### Task to complete
Exactly as they stand, set down the following records once more.

### Website and app data records
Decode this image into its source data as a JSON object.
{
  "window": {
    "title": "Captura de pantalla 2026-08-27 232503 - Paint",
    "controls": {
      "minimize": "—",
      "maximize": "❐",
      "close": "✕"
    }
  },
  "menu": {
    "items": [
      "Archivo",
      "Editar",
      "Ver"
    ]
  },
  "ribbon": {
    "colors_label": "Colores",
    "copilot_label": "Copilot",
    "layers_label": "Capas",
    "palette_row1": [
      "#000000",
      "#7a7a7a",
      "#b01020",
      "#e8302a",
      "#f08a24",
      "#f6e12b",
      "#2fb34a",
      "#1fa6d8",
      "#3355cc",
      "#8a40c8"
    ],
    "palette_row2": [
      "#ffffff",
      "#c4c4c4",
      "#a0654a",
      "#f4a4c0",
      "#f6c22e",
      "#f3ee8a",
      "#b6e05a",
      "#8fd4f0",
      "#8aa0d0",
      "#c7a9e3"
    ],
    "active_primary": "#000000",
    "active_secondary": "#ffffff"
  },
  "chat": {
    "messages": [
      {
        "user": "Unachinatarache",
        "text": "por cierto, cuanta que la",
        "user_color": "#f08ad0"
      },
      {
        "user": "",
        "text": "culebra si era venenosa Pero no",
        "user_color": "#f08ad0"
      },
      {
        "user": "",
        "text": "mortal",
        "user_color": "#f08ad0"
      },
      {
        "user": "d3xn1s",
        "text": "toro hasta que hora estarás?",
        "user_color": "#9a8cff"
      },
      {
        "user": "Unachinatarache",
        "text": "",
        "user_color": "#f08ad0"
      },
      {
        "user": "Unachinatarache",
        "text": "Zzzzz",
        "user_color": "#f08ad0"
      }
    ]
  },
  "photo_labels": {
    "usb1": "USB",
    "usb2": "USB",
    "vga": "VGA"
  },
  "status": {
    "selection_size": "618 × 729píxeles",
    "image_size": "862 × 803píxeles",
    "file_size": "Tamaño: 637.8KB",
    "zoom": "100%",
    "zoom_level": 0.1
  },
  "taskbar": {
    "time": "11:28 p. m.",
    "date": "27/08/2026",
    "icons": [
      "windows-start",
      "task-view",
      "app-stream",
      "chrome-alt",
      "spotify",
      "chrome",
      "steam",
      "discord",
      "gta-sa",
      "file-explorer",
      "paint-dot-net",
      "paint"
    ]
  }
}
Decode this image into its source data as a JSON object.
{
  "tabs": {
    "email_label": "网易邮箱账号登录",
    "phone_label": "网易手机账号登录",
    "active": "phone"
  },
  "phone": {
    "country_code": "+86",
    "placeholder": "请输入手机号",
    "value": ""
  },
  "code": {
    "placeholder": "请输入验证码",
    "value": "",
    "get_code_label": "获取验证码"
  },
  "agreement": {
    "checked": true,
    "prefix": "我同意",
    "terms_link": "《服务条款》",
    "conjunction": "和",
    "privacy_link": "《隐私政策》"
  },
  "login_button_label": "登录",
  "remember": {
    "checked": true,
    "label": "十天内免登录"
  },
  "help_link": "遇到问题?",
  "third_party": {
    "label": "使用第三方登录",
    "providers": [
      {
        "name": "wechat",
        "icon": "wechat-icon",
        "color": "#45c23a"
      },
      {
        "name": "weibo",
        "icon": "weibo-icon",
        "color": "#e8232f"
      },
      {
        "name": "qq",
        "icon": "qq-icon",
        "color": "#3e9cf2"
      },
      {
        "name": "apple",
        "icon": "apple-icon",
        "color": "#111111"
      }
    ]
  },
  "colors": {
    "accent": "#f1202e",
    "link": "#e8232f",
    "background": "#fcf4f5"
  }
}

### The completed task
Decode this image into its source data as a JSON object.
{
  "window": {
    "title": "Captura de pantalla 2026-08-27 232503 - Paint",
    "controls": {
      "minimize": "—",
      "maximize": "❐",
      "close": "✕"
    }
  },
  "menu": {
    "items": [
      "Archivo",
      "Editar",
      "Ver"
    ]
  },
  "ribbon": {
    "colors_label": "Colores",
    "copilot_label": "Copilot",
    "layers_label": "Capas",
    "palette_row1": [
      "#000000",
      "#7a7a7a",
      "#b01020",
      "#e8302a",
      "#f08a24",
      "#f6e12b",
      "#2fb34a",
      "#1fa6d8",
      "#3355cc",
      "#8a40c8"
    ],
    "palette_row2": [
      "#ffffff",
      "#c4c4c4",
      "#a0654a",
      "#f4a4c0",
      "#f6c22e",
      "#f3ee8a",
      "#b6e05a",
      "#8fd4f0",
      "#8aa0d0",
      "#c7a9e3"
    ],
    "active_primary": "#000000",
    "active_secondary": "#ffffff"
  },
  "chat": {
    "messages": [
      {
        "user": "Unachinatarache",
        "text": "por cierto, cuanta que la",
        "user_color": "#f08ad0"
      },
      {
        "user": "",
        "text": "culebra si era venenosa Pero no",
        "user_color": "#f08ad0"
      },
      {
        "user": "",
        "text": "mortal",
        "user_color": "#f08ad0"
      },
      {
        "user": "d3xn1s",
        "text": "toro hasta que hora estarás?",
        "user_color": "#9a8cff"
      },
      {
        "user": "Unachinatarache",
        "text": "",
        "user_color": "#f08ad0"
      },
      {
        "user": "Unachinatarache",
        "text": "Zzzzz",
        "user_color": "#f08ad0"
      }
    ]
  },
  "photo_labels": {
    "usb1": "USB",
    "usb2": "USB",
    "vga": "VGA"
  },
  "status": {
    "selection_size": "618 × 729píxeles",
    "image_size": "862 × 803píxeles",
    "file_size": "Tamaño: 637.8KB",
    "zoom": "100%",
    "zoom_level": 0.1
  },
  "taskbar": {
    "time": "11:28 p. m.",
    "date": "27/08/2026",
    "icons": [
      "windows-start",
      "task-view",
      "app-stream",
      "chrome-alt",
      "spotify",
      "chrome",
      "steam",
      "discord",
      "gta-sa",
      "file-explorer",
      "paint-dot-net",
      "paint"
    ]
  }
}
Decode this image into its source data as a JSON object.
{
  "tabs": {
    "email_label": "网易邮箱账号登录",
    "phone_label": "网易手机账号登录",
    "active": "phone"
  },
  "phone": {
    "country_code": "+86",
    "placeholder": "请输入手机号",
    "value": ""
  },
  "code": {
    "placeholder": "请输入验证码",
    "value": "",
    "get_code_label": "获取验证码"
  },
  "agreement": {
    "checked": true,
    "prefix": "我同意",
    "terms_link": "《服务条款》",
    "conjunction": "和",
    "privacy_link": "《隐私政策》"
  },
  "login_button_label": "登录",
  "remember": {
    "checked": true,
    "label": "十天内免登录"
  },
  "help_link": "遇到问题?",
  "third_party": {
    "label": "使用第三方登录",
    "providers": [
      {
        "name": "wechat",
        "icon": "wechat-icon",
        "color": "#45c23a"
      },
      {
        "name": "weibo",
        "icon": "weibo-icon",
        "color": "#e8232f"
      },
      {
        "name": "qq",
        "icon": "qq-icon",
        "color": "#3e9cf2"
      },
      {
        "name": "apple",
        "icon": "apple-icon",
        "color": "#111111"
      }
    ]
  },
  "colors": {
    "accent": "#f1202e",
    "link": "#e8232f",
    "background": "#fcf4f5"
  }
}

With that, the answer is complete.